* _WHAT THE TASK ASKS_
After reading the data below, copy out every line that contains the word "anchor".

* _INFORMATION PROVIDED_
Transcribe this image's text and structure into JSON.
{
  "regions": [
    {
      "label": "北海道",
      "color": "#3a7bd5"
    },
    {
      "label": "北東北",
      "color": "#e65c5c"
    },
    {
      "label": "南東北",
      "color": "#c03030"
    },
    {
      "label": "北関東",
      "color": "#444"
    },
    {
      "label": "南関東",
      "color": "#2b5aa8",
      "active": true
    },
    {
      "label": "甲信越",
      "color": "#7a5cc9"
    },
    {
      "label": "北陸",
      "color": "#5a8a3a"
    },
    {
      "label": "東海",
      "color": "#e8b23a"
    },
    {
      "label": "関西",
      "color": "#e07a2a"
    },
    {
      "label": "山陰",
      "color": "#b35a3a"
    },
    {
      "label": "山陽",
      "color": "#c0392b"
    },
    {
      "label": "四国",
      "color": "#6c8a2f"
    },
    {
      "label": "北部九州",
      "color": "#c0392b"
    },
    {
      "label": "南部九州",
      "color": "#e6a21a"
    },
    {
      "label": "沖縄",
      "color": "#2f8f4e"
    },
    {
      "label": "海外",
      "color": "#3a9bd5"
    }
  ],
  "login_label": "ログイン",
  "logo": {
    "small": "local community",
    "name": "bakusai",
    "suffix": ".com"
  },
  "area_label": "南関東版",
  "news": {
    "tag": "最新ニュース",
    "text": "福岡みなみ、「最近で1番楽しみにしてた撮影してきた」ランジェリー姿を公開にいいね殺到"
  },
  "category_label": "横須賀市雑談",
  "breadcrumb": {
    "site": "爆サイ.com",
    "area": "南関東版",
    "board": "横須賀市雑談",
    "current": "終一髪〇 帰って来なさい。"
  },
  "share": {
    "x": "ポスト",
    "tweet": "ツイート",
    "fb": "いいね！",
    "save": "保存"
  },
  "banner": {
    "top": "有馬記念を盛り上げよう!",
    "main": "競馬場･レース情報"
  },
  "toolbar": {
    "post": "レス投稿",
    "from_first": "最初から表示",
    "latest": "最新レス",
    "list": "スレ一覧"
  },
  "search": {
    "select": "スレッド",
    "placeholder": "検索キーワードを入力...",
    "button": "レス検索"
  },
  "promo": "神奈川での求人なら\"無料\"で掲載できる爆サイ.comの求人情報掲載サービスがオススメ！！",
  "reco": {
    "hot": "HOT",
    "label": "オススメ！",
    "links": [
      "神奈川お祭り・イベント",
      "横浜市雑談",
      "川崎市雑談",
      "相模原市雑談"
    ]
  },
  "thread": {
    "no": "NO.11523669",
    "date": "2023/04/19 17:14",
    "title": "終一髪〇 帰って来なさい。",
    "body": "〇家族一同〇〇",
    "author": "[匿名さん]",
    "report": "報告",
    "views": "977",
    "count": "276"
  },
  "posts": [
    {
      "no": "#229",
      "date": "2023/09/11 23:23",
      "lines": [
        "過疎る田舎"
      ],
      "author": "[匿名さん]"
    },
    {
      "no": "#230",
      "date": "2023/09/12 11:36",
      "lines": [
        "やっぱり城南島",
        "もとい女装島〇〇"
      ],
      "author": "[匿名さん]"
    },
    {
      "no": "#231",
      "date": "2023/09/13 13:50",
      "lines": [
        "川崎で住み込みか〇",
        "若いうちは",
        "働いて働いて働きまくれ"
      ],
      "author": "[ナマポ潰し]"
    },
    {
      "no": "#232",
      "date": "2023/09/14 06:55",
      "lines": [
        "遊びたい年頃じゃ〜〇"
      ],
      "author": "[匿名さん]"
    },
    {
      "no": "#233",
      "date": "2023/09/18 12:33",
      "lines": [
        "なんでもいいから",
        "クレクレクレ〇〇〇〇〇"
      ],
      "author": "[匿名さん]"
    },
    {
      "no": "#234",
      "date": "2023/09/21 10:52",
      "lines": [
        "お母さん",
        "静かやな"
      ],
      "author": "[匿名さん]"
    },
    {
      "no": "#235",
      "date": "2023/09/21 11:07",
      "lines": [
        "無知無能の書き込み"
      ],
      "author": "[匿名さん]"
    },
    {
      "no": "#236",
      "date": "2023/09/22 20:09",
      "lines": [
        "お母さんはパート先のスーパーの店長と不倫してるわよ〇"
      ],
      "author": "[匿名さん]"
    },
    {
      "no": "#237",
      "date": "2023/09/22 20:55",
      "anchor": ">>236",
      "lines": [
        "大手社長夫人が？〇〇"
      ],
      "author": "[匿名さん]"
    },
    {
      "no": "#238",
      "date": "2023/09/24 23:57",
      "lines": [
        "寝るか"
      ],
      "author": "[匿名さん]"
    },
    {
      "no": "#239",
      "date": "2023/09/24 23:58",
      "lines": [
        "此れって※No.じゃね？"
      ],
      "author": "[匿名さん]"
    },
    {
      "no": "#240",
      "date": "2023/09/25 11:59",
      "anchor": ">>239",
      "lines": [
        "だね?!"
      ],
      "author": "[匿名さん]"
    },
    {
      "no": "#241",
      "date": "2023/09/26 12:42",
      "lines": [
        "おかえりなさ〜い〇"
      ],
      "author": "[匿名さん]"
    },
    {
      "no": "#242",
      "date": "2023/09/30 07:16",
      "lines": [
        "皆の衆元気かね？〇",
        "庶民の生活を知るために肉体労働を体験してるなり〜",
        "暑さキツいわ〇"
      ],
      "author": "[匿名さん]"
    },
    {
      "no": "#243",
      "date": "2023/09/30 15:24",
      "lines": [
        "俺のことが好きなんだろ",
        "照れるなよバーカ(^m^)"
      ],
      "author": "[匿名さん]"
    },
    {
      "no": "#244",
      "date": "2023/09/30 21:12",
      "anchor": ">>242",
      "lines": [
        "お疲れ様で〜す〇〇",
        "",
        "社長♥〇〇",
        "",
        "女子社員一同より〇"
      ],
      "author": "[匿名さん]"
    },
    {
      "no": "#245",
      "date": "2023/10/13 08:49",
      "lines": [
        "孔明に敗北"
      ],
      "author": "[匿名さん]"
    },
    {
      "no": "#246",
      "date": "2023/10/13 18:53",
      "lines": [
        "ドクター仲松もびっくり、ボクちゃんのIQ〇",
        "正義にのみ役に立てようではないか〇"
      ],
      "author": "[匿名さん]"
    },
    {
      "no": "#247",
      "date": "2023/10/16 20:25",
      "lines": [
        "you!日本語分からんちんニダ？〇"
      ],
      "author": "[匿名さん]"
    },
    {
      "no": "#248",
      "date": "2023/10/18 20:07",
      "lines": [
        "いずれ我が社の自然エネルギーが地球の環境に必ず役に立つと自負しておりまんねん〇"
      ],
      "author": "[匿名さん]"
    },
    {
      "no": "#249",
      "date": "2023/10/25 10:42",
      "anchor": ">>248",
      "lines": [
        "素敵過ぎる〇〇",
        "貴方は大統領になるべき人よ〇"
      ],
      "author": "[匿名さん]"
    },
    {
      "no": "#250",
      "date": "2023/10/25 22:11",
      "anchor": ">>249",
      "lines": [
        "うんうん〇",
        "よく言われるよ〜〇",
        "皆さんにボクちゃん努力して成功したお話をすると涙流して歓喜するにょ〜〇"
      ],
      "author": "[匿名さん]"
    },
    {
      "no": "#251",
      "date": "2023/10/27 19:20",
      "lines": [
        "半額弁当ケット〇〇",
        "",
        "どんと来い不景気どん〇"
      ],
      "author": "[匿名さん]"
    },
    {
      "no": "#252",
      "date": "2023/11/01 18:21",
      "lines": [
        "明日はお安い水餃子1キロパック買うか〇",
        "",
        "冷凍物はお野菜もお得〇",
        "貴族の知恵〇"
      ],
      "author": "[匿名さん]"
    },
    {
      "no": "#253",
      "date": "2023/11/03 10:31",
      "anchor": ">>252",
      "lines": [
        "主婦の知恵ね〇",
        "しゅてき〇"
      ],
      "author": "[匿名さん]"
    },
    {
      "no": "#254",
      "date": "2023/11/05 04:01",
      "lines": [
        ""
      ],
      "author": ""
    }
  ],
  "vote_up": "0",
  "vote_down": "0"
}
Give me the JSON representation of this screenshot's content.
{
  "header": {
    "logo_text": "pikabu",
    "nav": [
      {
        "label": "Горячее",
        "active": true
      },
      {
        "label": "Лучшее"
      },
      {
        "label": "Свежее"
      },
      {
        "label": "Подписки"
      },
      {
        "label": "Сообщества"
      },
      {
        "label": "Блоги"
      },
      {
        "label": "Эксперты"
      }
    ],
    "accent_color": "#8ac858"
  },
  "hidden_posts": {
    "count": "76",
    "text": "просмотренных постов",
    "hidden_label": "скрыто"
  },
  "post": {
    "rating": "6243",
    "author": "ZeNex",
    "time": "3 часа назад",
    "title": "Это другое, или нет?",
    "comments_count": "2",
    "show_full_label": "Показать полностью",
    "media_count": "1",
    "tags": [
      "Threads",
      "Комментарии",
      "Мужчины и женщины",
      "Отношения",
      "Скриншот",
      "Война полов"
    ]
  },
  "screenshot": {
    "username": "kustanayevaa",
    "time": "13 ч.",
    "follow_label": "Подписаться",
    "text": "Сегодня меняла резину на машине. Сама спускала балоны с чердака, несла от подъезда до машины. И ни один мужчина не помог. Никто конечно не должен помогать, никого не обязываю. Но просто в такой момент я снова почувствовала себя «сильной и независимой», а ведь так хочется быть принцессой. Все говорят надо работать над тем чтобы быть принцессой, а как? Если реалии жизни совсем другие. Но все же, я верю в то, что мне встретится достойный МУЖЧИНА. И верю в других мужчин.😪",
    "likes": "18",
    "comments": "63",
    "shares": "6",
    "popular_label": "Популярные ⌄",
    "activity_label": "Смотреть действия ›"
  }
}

* _THE COMPLETED TASK_
      "anchor": ">>236",
      "anchor": ">>239",
      "anchor": ">>242",
      "anchor": ">>248",
      "anchor": ">>249",
      "anchor": ">>252",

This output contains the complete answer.